Nature and history: Sirmione is full of art treasures and history starting with the Scaliger Castle through which one must pass to reach the town centre.
The town itself is closed to private traffic (except for hotel guests) but a shuttle takes the visitor to the end of the peninsula, the Grotte di Catullo, starting off from the square outside the spa (see “Spas and health”) , surrounded with a big park and famous throughout Europe for its cure for rhinogenous deafness.
Scaliger Castle was built in the 13th century by Mastino I della Scala, lord of Verona, as a berth for the Scaliger fleet.
It has a large dock and the surrounding walls cut the town off from direct contact with the mainland. Completely surrounded by water, the Castle is a miniature architectural jewel of towers, courtyards and a drawbridge.
After passing the Castle, the visitor enters the narrow lanes and small squares of the town itself lined with boutiques, antique shops, bars and restaurants and from there continues past the spa to the Grotte di Catullo on the tip of the peninsula, where there are the remains of a big Roman villa. It was built in early Imperial times and is the largest Roman villa uncovered in north Italy measuring 167 by 105 m.
The many finds it has yielded are kept in an Antiquary.
The most recent theory proposes that the villa may have been where the Roman Emperors, on their journeys around the northern provinces, met the most important political, civil and military leaders of the day.
Sirmione also boasts interesting churches such as the 15th century Santa Maria Maggiore and San Pietro in Mavino, the oldest church in the town (8th century).
The historic hills
The hills that ring Sirmione and Desenzano were the scene of the 1859 battles of Solferino and San Martino which were the most decisive of the Italian Risorgimento.
At San Martino there is a round tower (65 m), erected in 1893, with seven frescoed rooms built on top of one another, a Museum and a Ossuary. Each year the battle of 24 June 1859 is remembered with a celebration in costume.

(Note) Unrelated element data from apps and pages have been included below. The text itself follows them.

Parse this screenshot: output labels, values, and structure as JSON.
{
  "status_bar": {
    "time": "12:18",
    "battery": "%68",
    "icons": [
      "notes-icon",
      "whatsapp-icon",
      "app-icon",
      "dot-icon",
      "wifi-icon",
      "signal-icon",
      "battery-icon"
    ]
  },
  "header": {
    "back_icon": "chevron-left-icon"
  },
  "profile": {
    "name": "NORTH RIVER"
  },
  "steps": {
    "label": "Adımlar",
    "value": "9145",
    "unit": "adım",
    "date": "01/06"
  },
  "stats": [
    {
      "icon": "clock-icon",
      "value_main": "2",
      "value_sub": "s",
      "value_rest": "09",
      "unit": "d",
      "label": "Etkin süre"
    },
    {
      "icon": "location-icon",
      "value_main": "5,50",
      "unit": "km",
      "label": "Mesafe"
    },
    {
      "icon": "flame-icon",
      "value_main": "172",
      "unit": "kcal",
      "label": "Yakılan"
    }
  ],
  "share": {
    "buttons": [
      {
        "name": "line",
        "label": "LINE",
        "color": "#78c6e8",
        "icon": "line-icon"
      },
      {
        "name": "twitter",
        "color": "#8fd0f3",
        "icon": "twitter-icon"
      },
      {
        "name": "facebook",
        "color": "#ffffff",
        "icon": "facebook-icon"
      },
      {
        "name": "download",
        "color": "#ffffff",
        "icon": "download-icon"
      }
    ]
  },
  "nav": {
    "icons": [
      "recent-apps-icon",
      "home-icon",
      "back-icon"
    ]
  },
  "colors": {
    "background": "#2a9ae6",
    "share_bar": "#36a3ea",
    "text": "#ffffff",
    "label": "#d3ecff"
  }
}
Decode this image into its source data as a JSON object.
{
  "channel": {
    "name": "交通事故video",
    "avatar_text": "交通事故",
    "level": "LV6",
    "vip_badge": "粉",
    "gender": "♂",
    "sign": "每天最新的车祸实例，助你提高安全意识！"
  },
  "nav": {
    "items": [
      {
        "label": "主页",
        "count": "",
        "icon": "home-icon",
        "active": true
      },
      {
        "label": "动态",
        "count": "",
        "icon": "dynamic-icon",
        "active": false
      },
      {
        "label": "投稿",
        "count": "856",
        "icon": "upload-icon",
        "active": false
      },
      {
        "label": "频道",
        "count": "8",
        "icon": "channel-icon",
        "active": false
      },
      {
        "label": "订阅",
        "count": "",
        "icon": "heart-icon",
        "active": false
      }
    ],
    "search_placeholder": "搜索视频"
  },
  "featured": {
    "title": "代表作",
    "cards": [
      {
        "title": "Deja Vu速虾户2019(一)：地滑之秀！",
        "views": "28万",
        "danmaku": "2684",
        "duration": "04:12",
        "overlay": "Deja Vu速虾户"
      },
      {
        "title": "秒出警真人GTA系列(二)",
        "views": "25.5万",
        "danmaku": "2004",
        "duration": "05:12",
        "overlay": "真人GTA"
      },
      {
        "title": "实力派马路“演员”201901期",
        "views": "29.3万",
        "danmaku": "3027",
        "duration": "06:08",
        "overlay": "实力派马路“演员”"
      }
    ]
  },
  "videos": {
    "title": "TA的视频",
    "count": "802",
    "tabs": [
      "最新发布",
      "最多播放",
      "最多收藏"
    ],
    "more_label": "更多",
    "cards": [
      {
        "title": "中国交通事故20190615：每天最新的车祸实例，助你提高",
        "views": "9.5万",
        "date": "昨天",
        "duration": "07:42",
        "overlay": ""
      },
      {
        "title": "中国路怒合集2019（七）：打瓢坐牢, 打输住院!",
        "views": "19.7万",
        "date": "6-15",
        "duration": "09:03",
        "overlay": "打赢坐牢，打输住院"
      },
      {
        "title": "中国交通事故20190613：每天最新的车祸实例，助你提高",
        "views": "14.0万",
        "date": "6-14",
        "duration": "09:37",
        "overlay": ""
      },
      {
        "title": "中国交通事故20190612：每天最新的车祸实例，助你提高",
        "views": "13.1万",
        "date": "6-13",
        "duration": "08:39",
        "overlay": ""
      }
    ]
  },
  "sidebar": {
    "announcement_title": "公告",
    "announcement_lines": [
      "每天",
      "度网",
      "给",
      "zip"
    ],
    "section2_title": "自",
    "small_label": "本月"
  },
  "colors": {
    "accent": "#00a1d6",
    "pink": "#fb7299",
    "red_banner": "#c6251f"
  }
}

Solferino fort is older, built in 11th century and rebuilt in the 17th, where the Museum and the Ossuary can be visited near the International Red Cross memorial which was built in 1959 using marbles coming from all over the world to celebrate the 100th anniversary of the organisation.